LSU Football Captures Fourth National Championship With Historic 42-25 Win Over Clemson
NEW ORLEANS — LSU led 42-25 early in the fourth quarter and the Tiger Band started to play neck. You know, the profanity-laced song that riles up Tiger fans every time they hear it.
It was played for the first time all season as fans could smell the inevitable. Then the big screen cut to Louisiana's adopted son, senior quarterback Joe Burrow. Burrow was bopping his head up and down to the music, drawing the largest cheers of the night from the fans, who knew what was on the horizon.
The LSU Tigers capped what was a historic season, going 15-0 for the first time in program history and capturing its fourth national championship.
"Just a tremendous night for the LSU Tigers, tremendous night for the purple and gold, tremendous night for the state of Louisiana," Orgeron said. "We are so proud to represent them."
It wasn't a crisp start to the first half by the LSU offense, starting with two three-and-outs to open the game. A-gap blitzes doomed the explosive Tiger offense in the first quarter as Clemson was able to apply pressure in between right guard Damien Lewis and center Lloyd Cushenberry by rushing a sixth man.
It turned out the best way was for Burrow to use his legs by scrambling and perfectly timed designed quarterback keepers. The senior rushed for 55 yards and a touchdown in the first half alone as the LSU offense began to find a bit of a rhythm.
LSU was able to get the run game going as Clyde Edwards-Helaire added 34 yards on the ground in addition to Burrow's 55. But it was the dynamic duo of Ja'Marr Chase and Burrow that rattled the Clemson defense, much like they have to most opposing defenses.
The two connected for six catches, 162 yards and two touchdowns in the first half, the most ever by a receiver in a single half of a national championship.
For the game, Burrow would have 463 yards through the air with five touchdowns while Chase propelled his way to the third 200-yard game of his career with 221 and two touchdowns. The senior Athens native would break the NCAA touchdown record held by Colt Brennan, becoming the first college quarterback to toss for 60 touchdowns in a season.
"Some pretty good emotions. I mean, this is special. This doesn't happen – this doesn't come around every year," Burrow said. "This is a special group of guys that really came together and it's as close of a group as I've ever been around. I'm just so happy I was able to do it with Coach O, Patrick and the rest of the guys in that locker room."
LSU would score touchdowns on four of its last five possessions of the first half to capture control of the game for the very first time. Burrow's first half numbers were rivaled by only that of Vince Young as he became the first quarterback since Young to throw for 250+ yards, rush for 50 yards and score a rushing touchdown.

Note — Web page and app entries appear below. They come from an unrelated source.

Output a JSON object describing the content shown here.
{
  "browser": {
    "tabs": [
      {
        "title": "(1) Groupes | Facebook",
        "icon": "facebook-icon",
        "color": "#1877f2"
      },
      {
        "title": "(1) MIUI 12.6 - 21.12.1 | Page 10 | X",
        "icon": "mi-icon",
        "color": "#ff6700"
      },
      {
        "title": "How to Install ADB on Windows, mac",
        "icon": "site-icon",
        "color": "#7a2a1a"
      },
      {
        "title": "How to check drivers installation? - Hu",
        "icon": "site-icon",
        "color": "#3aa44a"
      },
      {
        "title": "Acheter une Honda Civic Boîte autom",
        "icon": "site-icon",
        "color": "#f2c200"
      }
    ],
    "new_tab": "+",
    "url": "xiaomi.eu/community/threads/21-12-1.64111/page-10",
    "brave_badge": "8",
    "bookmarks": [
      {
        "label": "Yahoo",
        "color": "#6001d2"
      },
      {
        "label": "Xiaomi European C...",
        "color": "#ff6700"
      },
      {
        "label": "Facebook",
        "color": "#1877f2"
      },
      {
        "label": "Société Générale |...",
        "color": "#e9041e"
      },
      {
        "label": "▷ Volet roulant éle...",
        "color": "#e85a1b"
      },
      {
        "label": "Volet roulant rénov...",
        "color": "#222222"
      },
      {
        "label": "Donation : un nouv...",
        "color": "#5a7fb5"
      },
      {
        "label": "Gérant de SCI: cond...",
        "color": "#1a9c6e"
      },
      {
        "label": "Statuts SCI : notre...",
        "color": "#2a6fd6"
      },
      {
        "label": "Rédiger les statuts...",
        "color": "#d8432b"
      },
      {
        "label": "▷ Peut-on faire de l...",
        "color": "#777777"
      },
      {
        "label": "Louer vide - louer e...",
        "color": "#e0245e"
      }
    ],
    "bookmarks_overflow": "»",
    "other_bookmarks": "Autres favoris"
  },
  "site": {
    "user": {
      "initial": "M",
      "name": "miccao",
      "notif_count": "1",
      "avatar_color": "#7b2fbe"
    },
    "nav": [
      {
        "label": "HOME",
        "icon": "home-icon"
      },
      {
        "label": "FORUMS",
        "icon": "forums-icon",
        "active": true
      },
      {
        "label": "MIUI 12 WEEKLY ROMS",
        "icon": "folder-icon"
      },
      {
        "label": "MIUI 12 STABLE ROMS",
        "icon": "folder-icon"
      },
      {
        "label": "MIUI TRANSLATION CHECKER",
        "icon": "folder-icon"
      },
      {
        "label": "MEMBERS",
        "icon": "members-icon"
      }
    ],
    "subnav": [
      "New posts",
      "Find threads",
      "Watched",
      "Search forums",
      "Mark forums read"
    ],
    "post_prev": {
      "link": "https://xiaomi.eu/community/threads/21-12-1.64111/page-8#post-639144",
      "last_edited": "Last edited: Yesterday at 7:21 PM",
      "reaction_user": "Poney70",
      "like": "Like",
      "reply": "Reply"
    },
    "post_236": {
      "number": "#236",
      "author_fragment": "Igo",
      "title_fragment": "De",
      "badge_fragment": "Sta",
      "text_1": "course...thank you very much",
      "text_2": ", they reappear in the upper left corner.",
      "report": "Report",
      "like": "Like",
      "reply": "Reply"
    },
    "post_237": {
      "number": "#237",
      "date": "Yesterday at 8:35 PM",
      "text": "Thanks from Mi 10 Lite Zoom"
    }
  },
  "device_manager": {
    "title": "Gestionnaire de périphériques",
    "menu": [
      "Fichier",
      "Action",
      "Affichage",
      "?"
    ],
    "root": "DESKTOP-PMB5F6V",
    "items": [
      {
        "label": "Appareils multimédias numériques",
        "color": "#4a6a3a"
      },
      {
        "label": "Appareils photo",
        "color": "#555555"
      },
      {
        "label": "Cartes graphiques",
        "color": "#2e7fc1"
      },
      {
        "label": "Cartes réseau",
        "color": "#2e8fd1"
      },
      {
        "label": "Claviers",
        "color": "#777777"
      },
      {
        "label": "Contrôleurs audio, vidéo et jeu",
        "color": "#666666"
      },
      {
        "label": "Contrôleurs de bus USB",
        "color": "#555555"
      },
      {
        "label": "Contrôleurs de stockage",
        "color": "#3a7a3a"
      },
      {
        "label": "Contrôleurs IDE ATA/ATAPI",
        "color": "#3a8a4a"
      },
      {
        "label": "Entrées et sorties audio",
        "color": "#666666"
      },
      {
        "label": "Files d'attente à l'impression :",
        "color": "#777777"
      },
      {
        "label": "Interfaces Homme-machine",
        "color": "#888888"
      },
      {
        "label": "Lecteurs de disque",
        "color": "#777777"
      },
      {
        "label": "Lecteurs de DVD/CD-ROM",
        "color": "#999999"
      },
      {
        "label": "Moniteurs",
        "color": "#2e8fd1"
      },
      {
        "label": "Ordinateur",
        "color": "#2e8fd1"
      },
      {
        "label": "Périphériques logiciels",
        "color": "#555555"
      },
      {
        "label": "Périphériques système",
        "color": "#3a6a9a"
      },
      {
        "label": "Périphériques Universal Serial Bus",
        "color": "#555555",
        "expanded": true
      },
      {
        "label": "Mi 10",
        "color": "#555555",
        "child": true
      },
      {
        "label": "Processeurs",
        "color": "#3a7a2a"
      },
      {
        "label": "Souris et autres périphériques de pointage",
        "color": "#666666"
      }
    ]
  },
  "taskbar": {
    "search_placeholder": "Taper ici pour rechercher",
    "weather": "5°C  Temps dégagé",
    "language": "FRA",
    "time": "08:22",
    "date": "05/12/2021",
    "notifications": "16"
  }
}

Chase and Burrow continued that dynamic connection into the second half. The two connected on a screen pass that went down as one of the more important plays of the night. After back-to-back three-and-outs to open the third quarter, the offense was in a funk and that play, much like the 52-yard touchdown in the first quarter, broke the offense out of it.
"The first couple series I didn't think there was any way they were just going to play man with Ja'Marr, so I wasn't really looking his way," Burrow said. "Then I got back to the sideline after the second drive and I was like they really are playing man-to-man with Ja'Marr, so we started going to him heavy and he plays so well, and that's just the kind of guy he is. He's worked so hard for that, all of our guys."
Tight end Thaddeus Moss hauled in two touchdowns, becoming the x-factor many thought he could be before the game. The night was capped by a 24-yard fade touchdown throw to Terrace Marshall, the knockout punch that couldn’t have been thrown better.
The defense for much of the first half adopted the bend but don't break motto. After an up and down start that saw Clemson jump out to a 17-7 early lead, the defense clamped down time and time again.
Perhaps the most important thing the defense did Monday night was get off the field on third down. Clemson went an uncharacteristic 1-for-10 on third down and punted on five of their final six possessions of the game.
Linebackers Patrick Queen and Jacob Phillips led the way with big tackles after big tackle, combining for 15 on the night while Queen added a sack to his performance.
Clemson quarterback Trevor Lawrence had probably the worst game of his career, completing 18-of-37 passes for 234 yards and a touchdown. Running back Travis Etienne had a nice game, rushing for 75 yards and a score but the speed of the LSU defense proved too much, particulalry in the second half. The win snapped a 29 game win streak for Clemson.
LSU would sack Lawrence twice on the night and combine for eight tackles for a loss in the championship game.
Outside of an opening possession touchdown and two-point conversion, the Clemson offense failed to score, racking up just 108 yards of offense in the second half.
About an hour after the game had ended, Burrow splayed across a couch, a cigar in his mouth and a "Big D-- Joe" hat on his lap. He sucked on the cigar for a few moments, basking in what he and this team had just accomplished. There's no season to compare it to because it lies in a class of its own.